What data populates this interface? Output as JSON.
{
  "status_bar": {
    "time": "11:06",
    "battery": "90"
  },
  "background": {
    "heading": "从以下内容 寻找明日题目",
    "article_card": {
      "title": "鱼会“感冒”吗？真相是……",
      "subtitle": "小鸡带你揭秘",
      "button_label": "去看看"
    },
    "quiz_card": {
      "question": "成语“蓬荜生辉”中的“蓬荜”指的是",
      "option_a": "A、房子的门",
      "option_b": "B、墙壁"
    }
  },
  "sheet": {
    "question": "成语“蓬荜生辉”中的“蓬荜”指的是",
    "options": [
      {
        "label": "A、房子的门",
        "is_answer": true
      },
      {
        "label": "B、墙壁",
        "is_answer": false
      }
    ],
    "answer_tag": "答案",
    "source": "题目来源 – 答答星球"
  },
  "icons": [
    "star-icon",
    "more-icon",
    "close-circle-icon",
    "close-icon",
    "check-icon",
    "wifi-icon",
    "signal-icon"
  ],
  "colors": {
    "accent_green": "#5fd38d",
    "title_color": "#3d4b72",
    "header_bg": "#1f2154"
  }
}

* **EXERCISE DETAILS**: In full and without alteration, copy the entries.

* **ANSWER**:
What data populates this interface? Output as JSON.
{
  "status_bar": {
    "time": "11:06",
    "battery": "90"
  },
  "background": {
    "heading": "从以下内容 寻找明日题目",
    "article_card": {
      "title": "鱼会“感冒”吗？真相是……",
      "subtitle": "小鸡带你揭秘",
      "button_label": "去看看"
    },
    "quiz_card": {
      "question": "成语“蓬荜生辉”中的“蓬荜”指的是",
      "option_a": "A、房子的门",
      "option_b": "B、墙壁"
    }
  },
  "sheet": {
    "question": "成语“蓬荜生辉”中的“蓬荜”指的是",
    "options": [
      {
        "label": "A、房子的门",
        "is_answer": true
      },
      {
        "label": "B、墙壁",
        "is_answer": false
      }
    ],
    "answer_tag": "答案",
    "source": "题目来源 – 答答星球"
  },
  "icons": [
    "star-icon",
    "more-icon",
    "close-circle-icon",
    "close-icon",
    "check-icon",
    "wifi-icon",
    "signal-icon"
  ],
  "colors": {
    "accent_green": "#5fd38d",
    "title_color": "#3d4b72",
    "header_bg": "#1f2154"
  }
}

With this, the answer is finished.